● **Exercise description**: Once the pictures are set aside, reproduce the remaining data exactly.

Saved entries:
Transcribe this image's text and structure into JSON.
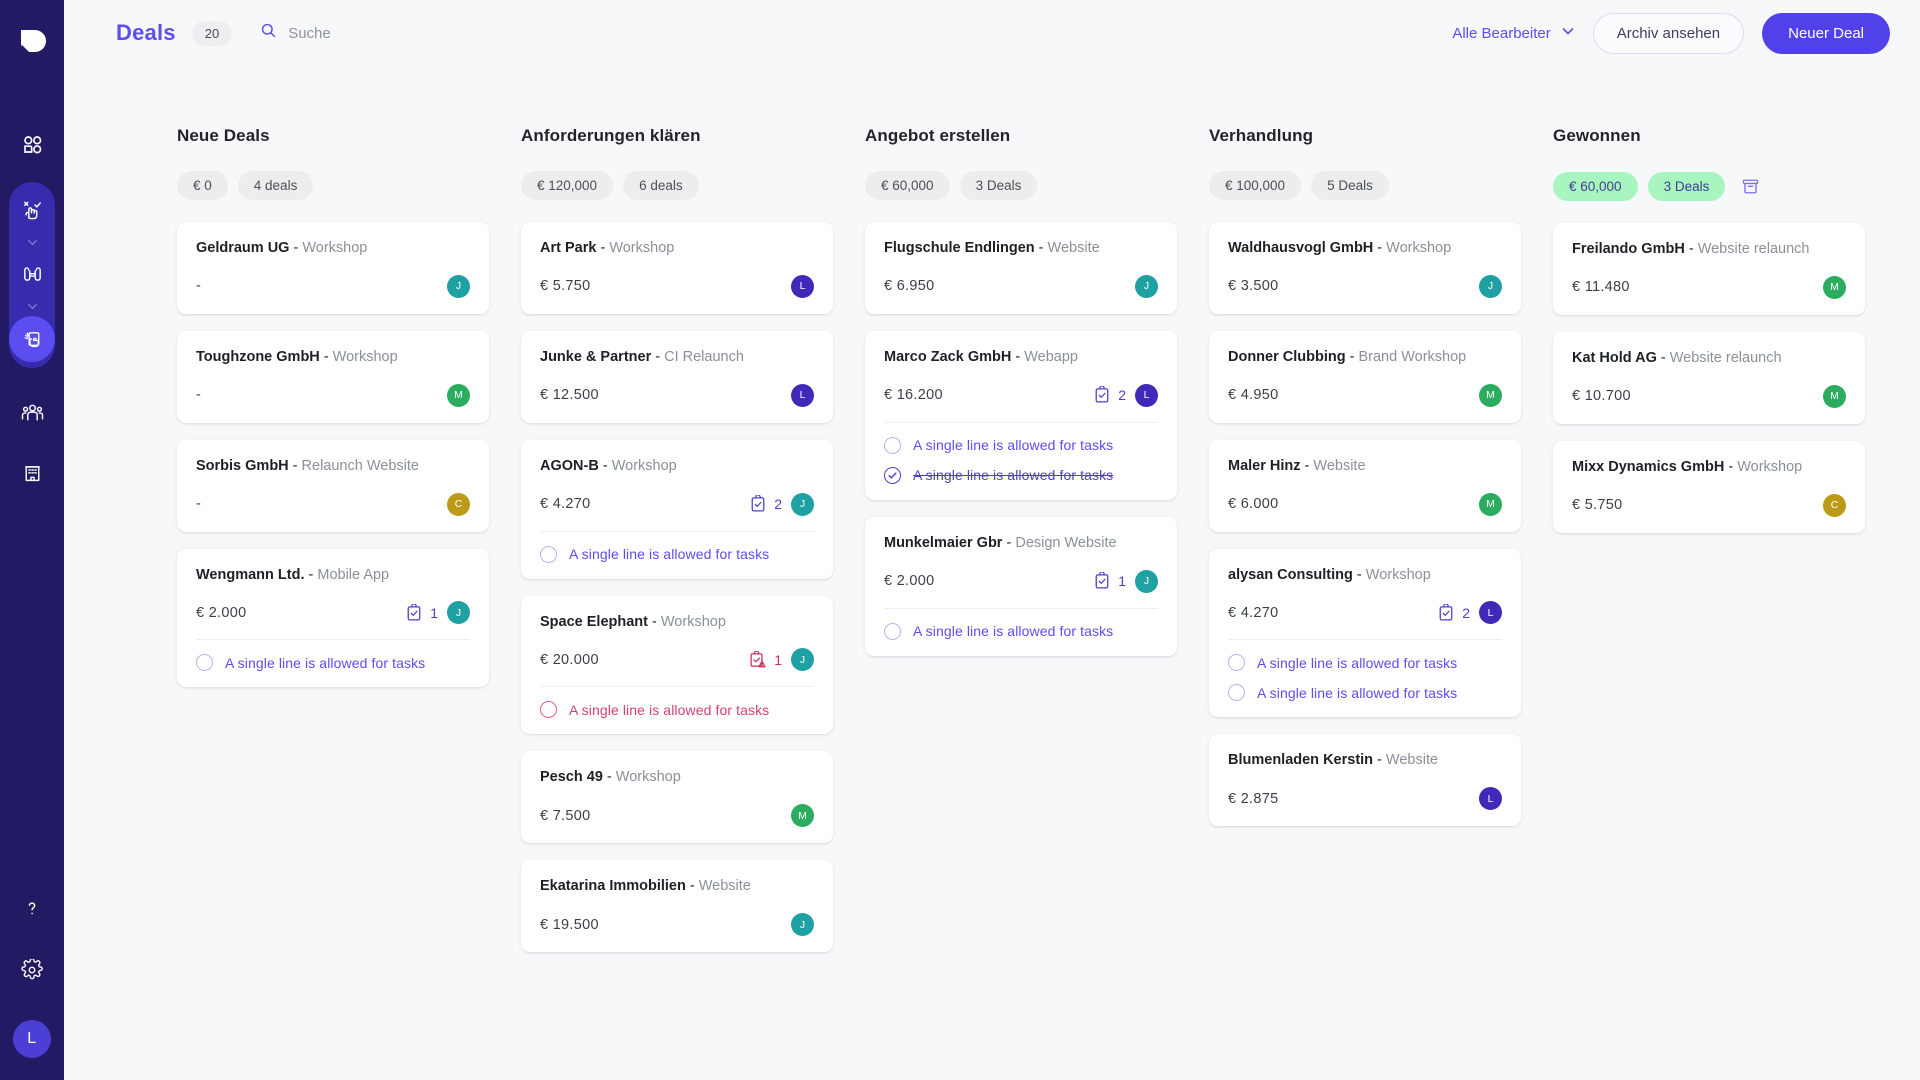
{
  "brand": {
    "logo_name": "deal-logo",
    "sidebar_bg": "#221b64",
    "accent": "#5b4df0"
  },
  "sidebar": {
    "nav": [
      {
        "icon": "dashboard-grid-icon",
        "name": "dashboard",
        "active": false
      },
      {
        "icon": "hand-select-icon",
        "name": "leads",
        "active": false
      },
      {
        "icon": "binoculars-icon",
        "name": "prospecting",
        "active": false
      },
      {
        "icon": "hand-deal-icon",
        "name": "deals",
        "active": true
      },
      {
        "icon": "people-icon",
        "name": "contacts",
        "active": false
      },
      {
        "icon": "building-icon",
        "name": "companies",
        "active": false
      }
    ],
    "bottom": [
      {
        "icon": "help-question-icon",
        "name": "help"
      },
      {
        "icon": "gear-icon",
        "name": "settings"
      }
    ],
    "user_avatar": {
      "initial": "L",
      "color": "#4c3fd6"
    }
  },
  "topbar": {
    "title": "Deals",
    "count": "20",
    "search": {
      "placeholder": "Suche",
      "value": "",
      "icon": "search-icon"
    },
    "filter_label": "Alle Bearbeiter",
    "filter_icon": "chevron-down-icon",
    "archive_label": "Archiv ansehen",
    "new_deal_label": "Neuer Deal"
  },
  "task_placeholder": "A single line is allowed for tasks",
  "avatar_colors": {
    "J": "#1fa0a3",
    "L": "#4228b8",
    "M": "#2bac5f",
    "C": "#bb9a17"
  },
  "columns": [
    {
      "title": "Neue Deals",
      "amount_badge": "€ 0",
      "deals_badge": "4 deals",
      "highlight": false,
      "archive_icon": null,
      "cards": [
        {
          "company": "Geldraum UG",
          "type": "Workshop",
          "amount": "-",
          "tasks_count": null,
          "avatar": "J",
          "tasks": []
        },
        {
          "company": "Toughzone GmbH",
          "type": "Workshop",
          "amount": "-",
          "tasks_count": null,
          "avatar": "M",
          "tasks": []
        },
        {
          "company": "Sorbis GmbH",
          "type": "Relaunch Website",
          "amount": "-",
          "tasks_count": null,
          "avatar": "C",
          "tasks": []
        },
        {
          "company": "Wengmann Ltd.",
          "type": "Mobile App",
          "amount": "€ 2.000",
          "tasks_count": "1",
          "task_state": "normal",
          "avatar": "J",
          "tasks": [
            {
              "text": "A single line is allowed for tasks",
              "state": "open"
            }
          ]
        }
      ]
    },
    {
      "title": "Anforderungen klären",
      "amount_badge": "€ 120,000",
      "deals_badge": "6 deals",
      "highlight": false,
      "archive_icon": null,
      "cards": [
        {
          "company": "Art Park",
          "type": "Workshop",
          "amount": "€ 5.750",
          "tasks_count": null,
          "avatar": "L",
          "tasks": []
        },
        {
          "company": "Junke & Partner",
          "type": "CI Relaunch",
          "amount": "€ 12.500",
          "tasks_count": null,
          "avatar": "L",
          "tasks": []
        },
        {
          "company": "AGON-B",
          "type": "Workshop",
          "amount": "€ 4.270",
          "tasks_count": "2",
          "task_state": "normal",
          "avatar": "J",
          "tasks": [
            {
              "text": "A single line is allowed for tasks",
              "state": "open"
            }
          ]
        },
        {
          "company": "Space Elephant",
          "type": "Workshop",
          "amount": "€ 20.000",
          "tasks_count": "1",
          "task_state": "danger",
          "avatar": "J",
          "tasks": [
            {
              "text": "A single line is allowed for tasks",
              "state": "danger"
            }
          ]
        },
        {
          "company": "Pesch 49",
          "type": "Workshop",
          "amount": "€ 7.500",
          "tasks_count": null,
          "avatar": "M",
          "tasks": []
        },
        {
          "company": "Ekatarina Immobilien",
          "type": "Website",
          "amount": "€ 19.500",
          "tasks_count": null,
          "avatar": "J",
          "tasks": []
        }
      ]
    },
    {
      "title": "Angebot erstellen",
      "amount_badge": "€ 60,000",
      "deals_badge": "3 Deals",
      "highlight": false,
      "archive_icon": null,
      "cards": [
        {
          "company": "Flugschule Endlingen",
          "type": "Website",
          "amount": "€ 6.950",
          "tasks_count": null,
          "avatar": "J",
          "tasks": []
        },
        {
          "company": "Marco Zack GmbH",
          "type": "Webapp",
          "amount": "€ 16.200",
          "tasks_count": "2",
          "task_state": "normal",
          "avatar": "L",
          "tasks": [
            {
              "text": "A single line is allowed for tasks",
              "state": "open"
            },
            {
              "text": "A single line is allowed for tasks",
              "state": "done"
            }
          ]
        },
        {
          "company": "Munkelmaier Gbr",
          "type": "Design Website",
          "amount": "€ 2.000",
          "tasks_count": "1",
          "task_state": "normal",
          "avatar": "J",
          "tasks": [
            {
              "text": "A single line is allowed for tasks",
              "state": "open"
            }
          ]
        }
      ]
    },
    {
      "title": "Verhandlung",
      "amount_badge": "€ 100,000",
      "deals_badge": "5 Deals",
      "highlight": false,
      "archive_icon": null,
      "cards": [
        {
          "company": "Waldhausvogl GmbH",
          "type": "Workshop",
          "amount": "€ 3.500",
          "tasks_count": null,
          "avatar": "J",
          "tasks": []
        },
        {
          "company": "Donner Clubbing",
          "type": "Brand Workshop",
          "amount": "€ 4.950",
          "tasks_count": null,
          "avatar": "M",
          "tasks": []
        },
        {
          "company": "Maler Hinz",
          "type": "Website",
          "amount": "€ 6.000",
          "tasks_count": null,
          "avatar": "M",
          "tasks": []
        },
        {
          "company": "alysan Consulting",
          "type": "Workshop",
          "amount": "€ 4.270",
          "tasks_count": "2",
          "task_state": "normal",
          "avatar": "L",
          "tasks": [
            {
              "text": "A single line is allowed for tasks",
              "state": "open"
            },
            {
              "text": "A single line is allowed for tasks",
              "state": "open"
            }
          ]
        },
        {
          "company": "Blumenladen Kerstin",
          "type": "Website",
          "amount": "€ 2.875",
          "tasks_count": null,
          "avatar": "L",
          "tasks": []
        }
      ]
    },
    {
      "title": "Gewonnen",
      "amount_badge": "€ 60,000",
      "deals_badge": "3 Deals",
      "highlight": true,
      "archive_icon": "archive-box-icon",
      "cards": [
        {
          "company": "Freilando GmbH",
          "type": "Website relaunch",
          "amount": "€ 11.480",
          "tasks_count": null,
          "avatar": "M",
          "tasks": []
        },
        {
          "company": "Kat Hold AG",
          "type": "Website relaunch",
          "amount": "€ 10.700",
          "tasks_count": null,
          "avatar": "M",
          "tasks": []
        },
        {
          "company": "Mixx Dynamics GmbH",
          "type": "Workshop",
          "amount": "€ 5.750",
          "tasks_count": null,
          "avatar": "C",
          "tasks": []
        }
      ]
    }
  ]
}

● **Answer area**:
Transcribe this image's text and structure into JSON.
{
  "brand": {
    "logo_name": "deal-logo",
    "sidebar_bg": "#221b64",
    "accent": "#5b4df0"
  },
  "sidebar": {
    "nav": [
      {
        "icon": "dashboard-grid-icon",
        "name": "dashboard",
        "active": false
      },
      {
        "icon": "hand-select-icon",
        "name": "leads",
        "active": false
      },
      {
        "icon": "binoculars-icon",
        "name": "prospecting",
        "active": false
      },
      {
        "icon": "hand-deal-icon",
        "name": "deals",
        "active": true
      },
      {
        "icon": "people-icon",
        "name": "contacts",
        "active": false
      },
      {
        "icon": "building-icon",
        "name": "companies",
        "active": false
      }
    ],
    "bottom": [
      {
        "icon": "help-question-icon",
        "name": "help"
      },
      {
        "icon": "gear-icon",
        "name": "settings"
      }
    ],
    "user_avatar": {
      "initial": "L",
      "color": "#4c3fd6"
    }
  },
  "topbar": {
    "title": "Deals",
    "count": "20",
    "search": {
      "placeholder": "Suche",
      "value": "",
      "icon": "search-icon"
    },
    "filter_label": "Alle Bearbeiter",
    "filter_icon": "chevron-down-icon",
    "archive_label": "Archiv ansehen",
    "new_deal_label": "Neuer Deal"
  },
  "task_placeholder": "A single line is allowed for tasks",
  "avatar_colors": {
    "J": "#1fa0a3",
    "L": "#4228b8",
    "M": "#2bac5f",
    "C": "#bb9a17"
  },
  "columns": [
    {
      "title": "Neue Deals",
      "amount_badge": "€ 0",
      "deals_badge": "4 deals",
      "highlight": false,
      "archive_icon": null,
      "cards": [
        {
          "company": "Geldraum UG",
          "type": "Workshop",
          "amount": "-",
          "tasks_count": null,
          "avatar": "J",
          "tasks": []
        },
        {
          "company": "Toughzone GmbH",
          "type": "Workshop",
          "amount": "-",
          "tasks_count": null,
          "avatar": "M",
          "tasks": []
        },
        {
          "company": "Sorbis GmbH",
          "type": "Relaunch Website",
          "amount": "-",
          "tasks_count": null,
          "avatar": "C",
          "tasks": []
        },
        {
          "company": "Wengmann Ltd.",
          "type": "Mobile App",
          "amount": "€ 2.000",
          "tasks_count": "1",
          "task_state": "normal",
          "avatar": "J",
          "tasks": [
            {
              "text": "A single line is allowed for tasks",
              "state": "open"
            }
          ]
        }
      ]
    },
    {
      "title": "Anforderungen klären",
      "amount_badge": "€ 120,000",
      "deals_badge": "6 deals",
      "highlight": false,
      "archive_icon": null,
      "cards": [
        {
          "company": "Art Park",
          "type": "Workshop",
          "amount": "€ 5.750",
          "tasks_count": null,
          "avatar": "L",
          "tasks": []
        },
        {
          "company": "Junke & Partner",
          "type": "CI Relaunch",
          "amount": "€ 12.500",
          "tasks_count": null,
          "avatar": "L",
          "tasks": []
        },
        {
          "company": "AGON-B",
          "type": "Workshop",
          "amount": "€ 4.270",
          "tasks_count": "2",
          "task_state": "normal",
          "avatar": "J",
          "tasks": [
            {
              "text": "A single line is allowed for tasks",
              "state": "open"
            }
          ]
        },
        {
          "company": "Space Elephant",
          "type": "Workshop",
          "amount": "€ 20.000",
          "tasks_count": "1",
          "task_state": "danger",
          "avatar": "J",
          "tasks": [
            {
              "text": "A single line is allowed for tasks",
              "state": "danger"
            }
          ]
        },
        {
          "company": "Pesch 49",
          "type": "Workshop",
          "amount": "€ 7.500",
          "tasks_count": null,
          "avatar": "M",
          "tasks": []
        },
        {
          "company": "Ekatarina Immobilien",
          "type": "Website",
          "amount": "€ 19.500",
          "tasks_count": null,
          "avatar": "J",
          "tasks": []
        }
      ]
    },
    {
      "title": "Angebot erstellen",
      "amount_badge": "€ 60,000",
      "deals_badge": "3 Deals",
      "highlight": false,
      "archive_icon": null,
      "cards": [
        {
          "company": "Flugschule Endlingen",
          "type": "Website",
          "amount": "€ 6.950",
          "tasks_count": null,
          "avatar": "J",
          "tasks": []
        },
        {
          "company": "Marco Zack GmbH",
          "type": "Webapp",
          "amount": "€ 16.200",
          "tasks_count": "2",
          "task_state": "normal",
          "avatar": "L",
          "tasks": [
            {
              "text": "A single line is allowed for tasks",
              "state": "open"
            },
            {
              "text": "A single line is allowed for tasks",
              "state": "done"
            }
          ]
        },
        {
          "company": "Munkelmaier Gbr",
          "type": "Design Website",
          "amount": "€ 2.000",
          "tasks_count": "1",
          "task_state": "normal",
          "avatar": "J",
          "tasks": [
            {
              "text": "A single line is allowed for tasks",
              "state": "open"
            }
          ]
        }
      ]
    },
    {
      "title": "Verhandlung",
      "amount_badge": "€ 100,000",
      "deals_badge": "5 Deals",
      "highlight": false,
      "archive_icon": null,
      "cards": [
        {
          "company": "Waldhausvogl GmbH",
          "type": "Workshop",
          "amount": "€ 3.500",
          "tasks_count": null,
          "avatar": "J",
          "tasks": []
        },
        {
          "company": "Donner Clubbing",
          "type": "Brand Workshop",
          "amount": "€ 4.950",
          "tasks_count": null,
          "avatar": "M",
          "tasks": []
        },
        {
          "company": "Maler Hinz",
          "type": "Website",
          "amount": "€ 6.000",
          "tasks_count": null,
          "avatar": "M",
          "tasks": []
        },
        {
          "company": "alysan Consulting",
          "type": "Workshop",
          "amount": "€ 4.270",
          "tasks_count": "2",
          "task_state": "normal",
          "avatar": "L",
          "tasks": [
            {
              "text": "A single line is allowed for tasks",
              "state": "open"
            },
            {
              "text": "A single line is allowed for tasks",
              "state": "open"
            }
          ]
        },
        {
          "company": "Blumenladen Kerstin",
          "type": "Website",
          "amount": "€ 2.875",
          "tasks_count": null,
          "avatar": "L",
          "tasks": []
        }
      ]
    },
    {
      "title": "Gewonnen",
      "amount_badge": "€ 60,000",
      "deals_badge": "3 Deals",
      "highlight": true,
      "archive_icon": "archive-box-icon",
      "cards": [
        {
          "company": "Freilando GmbH",
          "type": "Website relaunch",
          "amount": "€ 11.480",
          "tasks_count": null,
          "avatar": "M",
          "tasks": []
        },
        {
          "company": "Kat Hold AG",
          "type": "Website relaunch",
          "amount": "€ 10.700",
          "tasks_count": null,
          "avatar": "M",
          "tasks": []
        },
        {
          "company": "Mixx Dynamics GmbH",
          "type": "Workshop",
          "amount": "€ 5.750",
          "tasks_count": null,
          "avatar": "C",
          "tasks": []
        }
      ]
    }
  ]
}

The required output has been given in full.